The penalties were laid out in a consent decree issued today.

“We will aggressively enforce the FCC’s requirements that companies seek FCC authorization prior to deploying and operating communications satellites and earth stations,” Rosemary Harold, chief of the FCC’s Enforcement Bureau, said in a news release.  “These important obligations protect other operators against radio interference and collisions, making space a safer place to operate.”

California-based Swarm is aiming to develop a constellation of miniaturized telecommunications satellites that would enable “low-cost, space-based connectivity anywhere in the world.”

The company drew the FCC’s ire after a four-pack of its sandwich-sized satellites, known as SpaceBEEs, was launched aboard an Indian PSLV rocket in January — even though the agency had turned down its application for authorization. FCC officials were concerned that the 4-inch-wide, 1-inch-thick satellites would be too small to be tracked in orbit.

The launch was facilitated by Seattle-based Spaceflight, which said it was not aware at the time that Swarm’s application had been rejected.

Get the full story on GeekWire.


How a satellite snafu led to a new launch policy

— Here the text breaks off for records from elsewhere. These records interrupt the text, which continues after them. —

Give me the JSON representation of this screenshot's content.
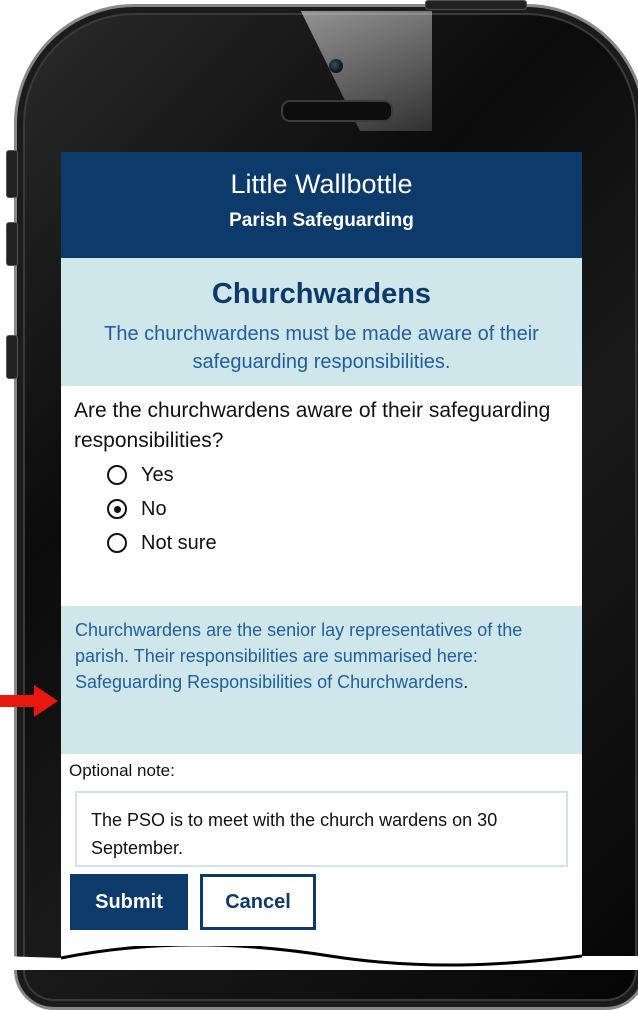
{
  "app": {
    "title": "Little Wallbottle",
    "subtitle": "Parish Safeguarding"
  },
  "section": {
    "title": "Churchwardens",
    "description": "The churchwardens must be made aware of their safeguarding responsibilities."
  },
  "question": {
    "text": "Are the churchwardens aware of their safeguarding responsibilities?",
    "options": [
      {
        "label": "Yes",
        "selected": false
      },
      {
        "label": "No",
        "selected": true
      },
      {
        "label": "Not sure",
        "selected": false
      }
    ]
  },
  "info": {
    "text": "Churchwardens are the senior lay representatives of the parish.  Their responsibilities are summarised here: ",
    "link_text": "Safeguarding Responsibilities of Churchwardens",
    "suffix": "."
  },
  "note": {
    "label": "Optional note:",
    "value": "The PSO is to meet with the church wardens on 30 September."
  },
  "buttons": {
    "submit": "Submit",
    "cancel": "Cancel"
  },
  "icons": {
    "radio_selected": "radio-selected-icon",
    "radio_unselected": "radio-unselected-icon",
    "arrow": "red-arrow-icon",
    "camera": "camera-icon"
  },
  "colors": {
    "primary": "#0b3a6b",
    "panel": "#cfe7ea",
    "link": "#1f5fa0",
    "arrow": "#e8190c"
  }
}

PSLV rocket
India’s PSLV-C40 rocket stands on its launch pad in advance of January’s liftoff. (ISRO Photo)

When India’s PSLV rocket launched a host of satellites into orbit in January, one big piece was missing: the Federal Communications Commission’s authorization for Swarm Technologies’ super-miniaturized satellites.

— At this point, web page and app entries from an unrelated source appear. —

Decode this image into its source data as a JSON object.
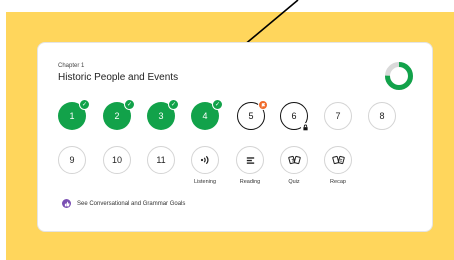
{
  "chapter": {
    "label": "Chapter 1",
    "title": "Historic People and Events",
    "progress_fraction": 0.75
  },
  "lessons": [
    {
      "label": "1",
      "status": "completed"
    },
    {
      "label": "2",
      "status": "completed"
    },
    {
      "label": "3",
      "status": "completed"
    },
    {
      "label": "4",
      "status": "completed"
    },
    {
      "label": "5",
      "status": "current-flagged"
    },
    {
      "label": "6",
      "status": "current-locked"
    },
    {
      "label": "7",
      "status": "todo"
    },
    {
      "label": "8",
      "status": "todo"
    },
    {
      "label": "9",
      "status": "todo"
    },
    {
      "label": "10",
      "status": "todo"
    },
    {
      "label": "11",
      "status": "todo"
    }
  ],
  "activities": [
    {
      "label": "Listening",
      "icon": "listening-icon"
    },
    {
      "label": "Reading",
      "icon": "reading-icon"
    },
    {
      "label": "Quiz",
      "icon": "quiz-cards-icon"
    },
    {
      "label": "Recap",
      "icon": "recap-cards-icon"
    }
  ],
  "goals_link": "See Conversational and Grammar Goals",
  "colors": {
    "background": "#ffd65c",
    "completed": "#12a24a",
    "flag": "#f06a2a",
    "goals_icon": "#7a4fb3",
    "progress_track": "#d9d9d9"
  }
}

The FCC had nixed Swarm’s application on the grounds that the wallet-sized communications satellites, known as SpaceBEEs, were too small to be tracked properly. But Seattle-based Spaceflight, which had arranged for the launch, didn’t know that.

January’s unauthorized launch of the SpaceBEEs resulted in a regulatory slap for Swarm, and no small embarrassment for Spaceflight.

Curt Blake, the launch logistics company’s president, vows it won’t happen again.

Get the full story on GeekWire.


FCC stings Swarm for unauthorized satellite launch

PSLV launch
India’s PSLV rocket lifts off in January, carrying controversial satellites into orbit. (ISRO Photo)

A stealthy California startup called Swarm Technologies is facing the wrath of the Federal Communications Commission after its super-miniaturized satellites were launched without proper authorization.

The flap was first reported March 9 by IEEE Spectrum.

It all started when Swarm Technologies developed a breed of networked communications satellites known as SpaceBEEs (Basic Electronic Elements). The satellites were unusually small: about 4 inches square and 1 inch thick, or roughly the size of a sandwich.

Get the full story on GeekWire.